British Members of Parliament (referred to as MPs) have petitioned Queen Elizabeth II to formally recognize Black Sabbath's contributions to the world as the pioneers of heavy metal.
In a letter signed by a number of MPs including Khalid Mahmood, the group states the impetus for the request came after both Ozzy Osbourne and Tony Iommi performed at the closing ceremony of the recent Commonwealth Games in Black Sabbath's hometown of Birmingham. The letter is also signed by members of the Birmingham City Council and reads as follows:
"Please forgive the direct nature of this letter. We, the undersigned humble subjects, humbly ask you to bestow an honour on the Black Sabbath rock group, who were formed in Birmingham in 1968 by guitarist Tony Iommi, drummer Bill Ward, bassist Geezer Butler and vocalist Ozzy Osbourne.
"They are often cited as pioneers of heavy metal music. The band helped define the genre with releases such as Black Sabbath (1970), Paranoid (1970), and Master of Reality (1971).
"Following the closing ceremony of the Commonwealth Games, which took place in my Birmingham Perry Barr constituency, I have been inundated with requests that Black Sabbath be recognised for its services to music and to the City of Birmingham. For all their global fame, they have kept strong links with Birmingham, demonstrated by their barnstorming surprise performance at the closing ceremony of Commonwealth Games, which was closed by His Royal Highness Prince Edward The Earl of Wessex.
"I appreciate this request is not within the normal procedures of seeking Royal honours, however, we feel that this extraordinary occasion deserves extraordinary recognition of this extraordinary group of musicians. The band's services to music seem to have been overlooked by the usual process.

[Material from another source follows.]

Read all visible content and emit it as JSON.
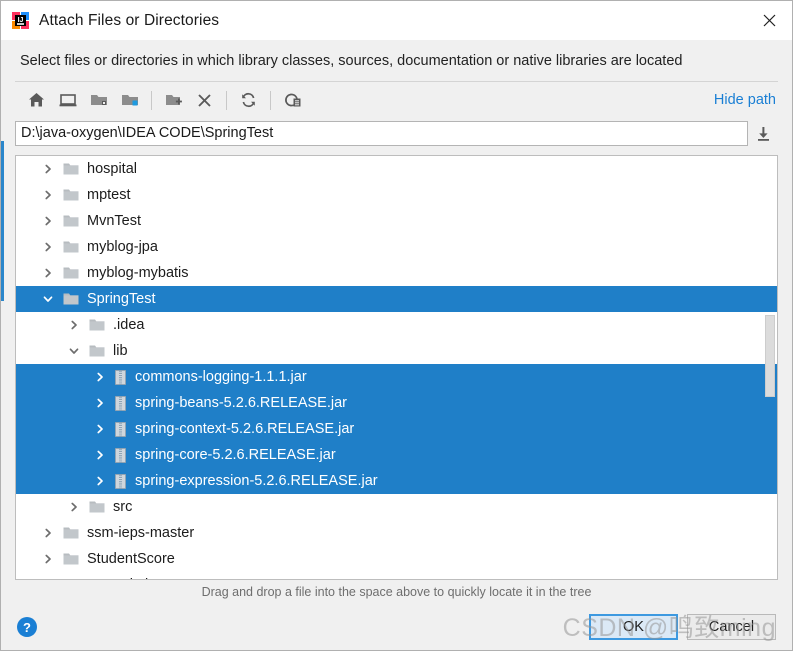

"We therefore seek direct intervention and support from Your Majesty to recognise the great contribution made by these fine and ground-breaking musicians, who were made in Birmingham and who have once again not just entertained Birmingham, the United Kingdom and the whole of the Commonwealth but perhaps the world."
So here's hoping, right? And who knows – maybe this will spur some new Black Sabbath with Bill Ward on drums.